* REQUIRED ACTION *
Print the data below again in full, exactly as it stands, with no images.

* DATA EXTRACT *

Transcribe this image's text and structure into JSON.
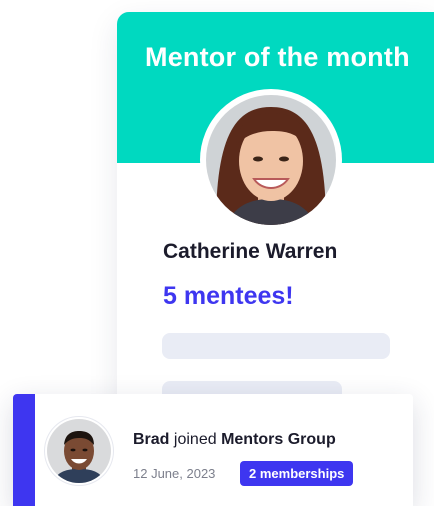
{
  "mentor_card": {
    "title": "Mentor of the month",
    "name": "Catherine Warren",
    "mentees": "5 mentees!"
  },
  "activity": {
    "user": "Brad",
    "action": "joined",
    "group": "Mentors Group",
    "date": "12 June, 2023",
    "badge": "2 memberships"
  },
  "colors": {
    "header": "#00d9c0",
    "accent": "#3e36f0",
    "placeholder": "#e9ecf5"
  }
}
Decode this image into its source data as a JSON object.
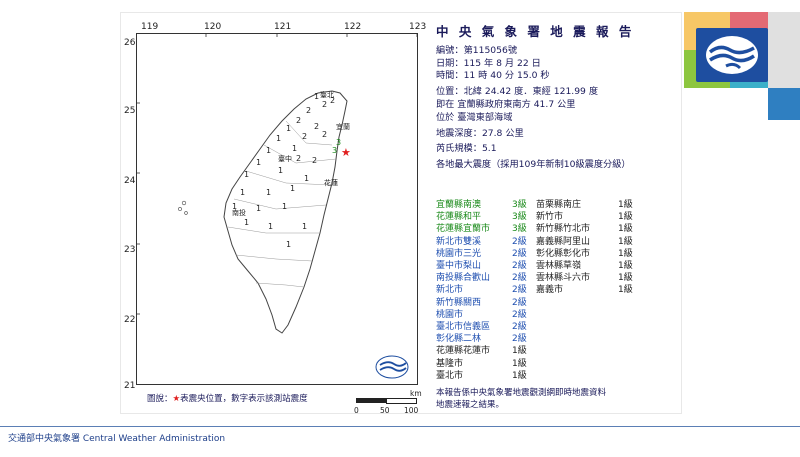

* WRITTEN SOLUTION *
Transcribe this image's text and structure into JSON.
{
  "mentor_card": {
    "title": "Mentor of the month",
    "name": "Catherine Warren",
    "mentees": "5 mentees!"
  },
  "activity": {
    "user": "Brad",
    "action": "joined",
    "group": "Mentors Group",
    "date": "12 June, 2023",
    "badge": "2 memberships"
  },
  "colors": {
    "header": "#00d9c0",
    "accent": "#3e36f0",
    "placeholder": "#e9ecf5"
  }
}
Decode this image into its source data as a JSON object.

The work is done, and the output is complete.